|Statement||edited by Baha Abu-Laban and Brendan Gail Rule.|
|Contributions||Abu-Laban, Baha., Rule, Brendan Gail, 1937-|
|The Physical Object|
|Pagination||8804 xvii, 293 p. :|
|Number of Pages||8804|
History of the Human Sciences is a peer reviewed journal that aims to expand our understanding of the human world through an interdisciplinary approach. The journal publishes articles from a wide range of fields - including sociology, psychology, psychoanalysis, the neurosciences, anthropology, political science, philosophy, literary criticism. This book is a pioneering effort to elaborate a general theory of the human sciences, especially history, and to distinguish these sciences radically from the field of natural sciences. About the AuthorCited by: History of the Human Sciences – the international journal of peer-reviewed research, which provides the leading forum for work in the social sciences, humanities, human psychology and biology that reflexively examines its own historical origins and interdisciplinary influences – is delighted to announce its new annual prize for early career. Hermeneutics & the Human Sciences book. Read 5 reviews from the world's largest community for readers. A collection of essays, in translation, by Ricoeur /5.

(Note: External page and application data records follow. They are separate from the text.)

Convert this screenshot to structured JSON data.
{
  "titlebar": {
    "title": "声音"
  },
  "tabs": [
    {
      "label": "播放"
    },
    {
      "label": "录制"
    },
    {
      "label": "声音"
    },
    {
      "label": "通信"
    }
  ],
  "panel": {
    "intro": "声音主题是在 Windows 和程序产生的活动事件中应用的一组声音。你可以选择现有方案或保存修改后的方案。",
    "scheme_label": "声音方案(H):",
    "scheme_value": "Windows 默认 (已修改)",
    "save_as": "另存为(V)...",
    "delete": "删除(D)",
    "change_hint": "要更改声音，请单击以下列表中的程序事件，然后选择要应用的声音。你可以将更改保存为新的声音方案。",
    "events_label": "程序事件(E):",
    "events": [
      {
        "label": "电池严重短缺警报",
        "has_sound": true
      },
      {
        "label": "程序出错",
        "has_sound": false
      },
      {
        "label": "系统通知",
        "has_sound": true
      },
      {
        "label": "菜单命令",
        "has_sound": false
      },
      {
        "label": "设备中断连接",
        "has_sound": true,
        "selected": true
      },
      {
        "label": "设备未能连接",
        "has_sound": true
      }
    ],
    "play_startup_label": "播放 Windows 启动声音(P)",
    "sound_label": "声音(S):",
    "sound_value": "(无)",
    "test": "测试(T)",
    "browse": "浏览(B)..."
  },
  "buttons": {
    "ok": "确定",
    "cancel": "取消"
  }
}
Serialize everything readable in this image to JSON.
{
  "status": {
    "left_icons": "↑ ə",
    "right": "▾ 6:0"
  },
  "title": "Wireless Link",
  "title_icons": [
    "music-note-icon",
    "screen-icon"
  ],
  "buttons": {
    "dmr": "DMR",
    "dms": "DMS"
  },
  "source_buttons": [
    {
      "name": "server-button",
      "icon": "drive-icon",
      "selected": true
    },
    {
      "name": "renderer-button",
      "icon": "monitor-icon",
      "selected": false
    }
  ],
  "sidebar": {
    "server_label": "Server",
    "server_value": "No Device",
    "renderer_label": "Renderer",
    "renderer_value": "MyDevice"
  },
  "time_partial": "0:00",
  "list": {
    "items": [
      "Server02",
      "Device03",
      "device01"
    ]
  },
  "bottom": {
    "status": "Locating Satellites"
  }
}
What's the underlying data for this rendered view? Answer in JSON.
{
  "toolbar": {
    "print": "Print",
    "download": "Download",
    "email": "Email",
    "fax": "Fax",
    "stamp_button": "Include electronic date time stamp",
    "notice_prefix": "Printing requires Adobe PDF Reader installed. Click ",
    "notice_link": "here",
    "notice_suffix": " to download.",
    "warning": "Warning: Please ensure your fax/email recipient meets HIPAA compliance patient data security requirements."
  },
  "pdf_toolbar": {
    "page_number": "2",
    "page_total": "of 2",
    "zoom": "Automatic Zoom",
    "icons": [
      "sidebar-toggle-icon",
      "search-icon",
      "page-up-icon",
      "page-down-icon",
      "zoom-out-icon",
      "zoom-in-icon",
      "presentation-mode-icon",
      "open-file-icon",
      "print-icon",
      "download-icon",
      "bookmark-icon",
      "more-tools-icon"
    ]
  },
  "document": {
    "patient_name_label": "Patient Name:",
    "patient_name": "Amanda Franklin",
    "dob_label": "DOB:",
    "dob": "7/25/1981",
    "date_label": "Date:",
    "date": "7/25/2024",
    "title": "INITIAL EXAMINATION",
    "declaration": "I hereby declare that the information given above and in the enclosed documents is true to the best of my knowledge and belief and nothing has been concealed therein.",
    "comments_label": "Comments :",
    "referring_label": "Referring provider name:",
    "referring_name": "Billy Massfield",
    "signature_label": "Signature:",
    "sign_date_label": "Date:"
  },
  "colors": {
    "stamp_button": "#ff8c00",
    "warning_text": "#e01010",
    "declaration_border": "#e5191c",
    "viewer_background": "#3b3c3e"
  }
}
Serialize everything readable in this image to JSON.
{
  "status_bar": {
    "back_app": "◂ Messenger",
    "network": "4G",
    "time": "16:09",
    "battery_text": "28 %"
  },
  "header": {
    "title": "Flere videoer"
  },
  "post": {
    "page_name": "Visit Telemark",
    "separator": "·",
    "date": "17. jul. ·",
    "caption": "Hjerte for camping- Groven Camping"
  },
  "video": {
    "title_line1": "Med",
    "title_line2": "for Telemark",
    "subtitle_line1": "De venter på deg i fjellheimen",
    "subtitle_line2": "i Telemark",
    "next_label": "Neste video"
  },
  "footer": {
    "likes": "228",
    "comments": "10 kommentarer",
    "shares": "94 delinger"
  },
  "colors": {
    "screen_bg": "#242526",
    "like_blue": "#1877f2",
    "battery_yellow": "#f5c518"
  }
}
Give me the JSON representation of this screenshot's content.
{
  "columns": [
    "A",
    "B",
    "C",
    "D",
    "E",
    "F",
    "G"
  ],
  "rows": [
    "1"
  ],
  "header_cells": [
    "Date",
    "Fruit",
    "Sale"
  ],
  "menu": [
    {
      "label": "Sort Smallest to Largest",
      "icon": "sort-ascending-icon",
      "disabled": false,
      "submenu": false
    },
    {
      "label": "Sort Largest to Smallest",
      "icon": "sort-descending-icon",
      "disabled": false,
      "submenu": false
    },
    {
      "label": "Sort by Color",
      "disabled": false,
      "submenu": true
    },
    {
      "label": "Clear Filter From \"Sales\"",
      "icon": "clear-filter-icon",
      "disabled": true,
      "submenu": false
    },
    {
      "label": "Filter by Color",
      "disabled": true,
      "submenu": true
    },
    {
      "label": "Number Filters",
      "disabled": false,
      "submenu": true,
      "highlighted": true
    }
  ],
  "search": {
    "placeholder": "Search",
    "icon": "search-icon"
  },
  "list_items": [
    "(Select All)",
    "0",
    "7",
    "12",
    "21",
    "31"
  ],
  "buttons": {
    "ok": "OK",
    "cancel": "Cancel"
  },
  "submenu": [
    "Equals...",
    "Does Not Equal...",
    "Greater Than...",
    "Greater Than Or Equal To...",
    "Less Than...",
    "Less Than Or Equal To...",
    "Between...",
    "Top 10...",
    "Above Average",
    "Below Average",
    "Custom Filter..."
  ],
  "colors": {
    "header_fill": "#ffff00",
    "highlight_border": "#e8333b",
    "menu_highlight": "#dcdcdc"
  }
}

The human sciences The human sciences corresponds to humanities and social sciences, but also includes aspects of psychology and even mathematics, as one of the key things we are concerned with is how we gather information in our study of human behaviour. Here is a selection of some of the subjects that fall under the human sciences umbrella. The Order of Things: An Archaeology of the Human Sciences (French: Les mots et les choses: Une archéologie des sciences humaines) is a book by the French philosopher Michel was translated into English and published by Pantheon Books in (Foucault had preferred L'Ordre des Choses for the original French title, but changed the title because it had been used by two Author: Michel Foucault. The Order of Things: An Archaeology of the Human Sciences () is nothing less than a genealogy of ideas, an intellectual ancestry of the Western mind. Along the way, Foucault somehow manages to retrace the entire development of science, restricting his analysis to a specific slice of spacetime: European culture since the 16th by: Employers target College of Human Sciences students and recruit them aggressively. Our faculty care about your success and go the extra mile to help you start your career. The College of Human Sciences has an active, loyal, and widespread alumni network that is eager to help new graduates find their niche.
"Narrative Methods for the Human Sciences is an essential starting point for both students and experienced researchers interested in using narrative analysis in applied or other contexts. Written with admirable clarity, an engaging style, and supported by detailed examples of analysis, the book outlines the main methodological issues and. The specific focus of Martin Buber and the Human Sciences is dialogue as the foundation of and integrating factor in the human sciences, using dialogue in the special sense which Buber has made famous: mutuality, presentness, openness, meeting the other in his or her uniqueness and not just as a content for one s own thought categories, and knowing as deriving in the first instance from mutual. The book’s three sections focus on (i) epistemological questions posed by neurobiologically informed approaches to philosophy and history, (ii) neuroscience’s influence on explanations for social and moral behavior, and (iii) the consequences of the neuro-turn in diverse sectors of social life such as science, education, film, and human. If we want to make narrative research serious and revealing, it is to this book that we should turn.” —David Silverman, Professor Emeritus, Goldsmiths' College, University of London "Narrative Methods for the Human Sciences provides an accessible framework for researchers — to analyse narrative texts with confidence, empathy, and humility 5/5(1).